---------- Provided material

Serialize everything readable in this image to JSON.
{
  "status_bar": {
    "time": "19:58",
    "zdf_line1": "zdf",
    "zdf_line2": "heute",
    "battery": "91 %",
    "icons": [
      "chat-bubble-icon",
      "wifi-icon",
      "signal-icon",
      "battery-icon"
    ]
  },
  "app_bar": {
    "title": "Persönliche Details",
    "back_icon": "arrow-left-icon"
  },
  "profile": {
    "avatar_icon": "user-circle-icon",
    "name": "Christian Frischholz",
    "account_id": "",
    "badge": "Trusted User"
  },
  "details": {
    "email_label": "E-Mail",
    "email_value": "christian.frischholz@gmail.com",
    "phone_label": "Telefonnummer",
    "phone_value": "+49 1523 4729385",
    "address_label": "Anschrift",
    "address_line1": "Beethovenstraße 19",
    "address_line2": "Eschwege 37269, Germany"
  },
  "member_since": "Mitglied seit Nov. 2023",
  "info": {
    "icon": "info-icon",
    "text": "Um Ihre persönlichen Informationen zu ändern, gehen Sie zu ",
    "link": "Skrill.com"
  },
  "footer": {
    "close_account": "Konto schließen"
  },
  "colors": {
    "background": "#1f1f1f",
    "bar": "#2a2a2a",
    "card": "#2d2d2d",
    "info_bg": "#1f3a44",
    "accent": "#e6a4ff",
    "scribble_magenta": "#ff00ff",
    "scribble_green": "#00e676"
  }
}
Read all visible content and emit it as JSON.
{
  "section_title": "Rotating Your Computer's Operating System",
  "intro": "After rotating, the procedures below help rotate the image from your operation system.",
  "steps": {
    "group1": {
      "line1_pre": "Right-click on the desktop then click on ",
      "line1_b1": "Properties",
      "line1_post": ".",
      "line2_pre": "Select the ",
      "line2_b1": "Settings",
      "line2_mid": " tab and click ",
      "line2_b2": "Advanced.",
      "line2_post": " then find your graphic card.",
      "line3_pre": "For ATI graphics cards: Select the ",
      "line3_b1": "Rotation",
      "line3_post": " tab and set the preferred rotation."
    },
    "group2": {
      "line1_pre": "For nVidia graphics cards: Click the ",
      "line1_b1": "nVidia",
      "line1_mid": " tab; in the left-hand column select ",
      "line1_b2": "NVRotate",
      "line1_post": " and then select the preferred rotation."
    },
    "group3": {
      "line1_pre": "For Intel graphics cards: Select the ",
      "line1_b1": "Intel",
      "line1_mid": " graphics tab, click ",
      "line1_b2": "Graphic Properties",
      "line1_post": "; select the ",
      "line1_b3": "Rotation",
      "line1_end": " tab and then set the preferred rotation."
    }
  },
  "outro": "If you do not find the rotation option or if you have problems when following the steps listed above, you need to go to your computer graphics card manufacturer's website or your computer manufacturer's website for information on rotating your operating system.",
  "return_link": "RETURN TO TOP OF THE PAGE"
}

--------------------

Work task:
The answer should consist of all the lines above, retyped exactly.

Written reply:
Serialize everything readable in this image to JSON.
{
  "status_bar": {
    "time": "19:58",
    "zdf_line1": "zdf",
    "zdf_line2": "heute",
    "battery": "91 %",
    "icons": [
      "chat-bubble-icon",
      "wifi-icon",
      "signal-icon",
      "battery-icon"
    ]
  },
  "app_bar": {
    "title": "Persönliche Details",
    "back_icon": "arrow-left-icon"
  },
  "profile": {
    "avatar_icon": "user-circle-icon",
    "name": "Christian Frischholz",
    "account_id": "",
    "badge": "Trusted User"
  },
  "details": {
    "email_label": "E-Mail",
    "email_value": "christian.frischholz@gmail.com",
    "phone_label": "Telefonnummer",
    "phone_value": "+49 1523 4729385",
    "address_label": "Anschrift",
    "address_line1": "Beethovenstraße 19",
    "address_line2": "Eschwege 37269, Germany"
  },
  "member_since": "Mitglied seit Nov. 2023",
  "info": {
    "icon": "info-icon",
    "text": "Um Ihre persönlichen Informationen zu ändern, gehen Sie zu ",
    "link": "Skrill.com"
  },
  "footer": {
    "close_account": "Konto schließen"
  },
  "colors": {
    "background": "#1f1f1f",
    "bar": "#2a2a2a",
    "card": "#2d2d2d",
    "info_bg": "#1f3a44",
    "accent": "#e6a4ff",
    "scribble_magenta": "#ff00ff",
    "scribble_green": "#00e676"
  }
}
Read all visible content and emit it as JSON.
{
  "section_title": "Rotating Your Computer's Operating System",
  "intro": "After rotating, the procedures below help rotate the image from your operation system.",
  "steps": {
    "group1": {
      "line1_pre": "Right-click on the desktop then click on ",
      "line1_b1": "Properties",
      "line1_post": ".",
      "line2_pre": "Select the ",
      "line2_b1": "Settings",
      "line2_mid": " tab and click ",
      "line2_b2": "Advanced.",
      "line2_post": " then find your graphic card.",
      "line3_pre": "For ATI graphics cards: Select the ",
      "line3_b1": "Rotation",
      "line3_post": " tab and set the preferred rotation."
    },
    "group2": {
      "line1_pre": "For nVidia graphics cards: Click the ",
      "line1_b1": "nVidia",
      "line1_mid": " tab; in the left-hand column select ",
      "line1_b2": "NVRotate",
      "line1_post": " and then select the preferred rotation."
    },
    "group3": {
      "line1_pre": "For Intel graphics cards: Select the ",
      "line1_b1": "Intel",
      "line1_mid": " graphics tab, click ",
      "line1_b2": "Graphic Properties",
      "line1_post": "; select the ",
      "line1_b3": "Rotation",
      "line1_end": " tab and then set the preferred rotation."
    }
  },
  "outro": "If you do not find the rotation option or if you have problems when following the steps listed above, you need to go to your computer graphics card manufacturer's website or your computer manufacturer's website for information on rotating your operating system.",
  "return_link": "RETURN TO TOP OF THE PAGE"
}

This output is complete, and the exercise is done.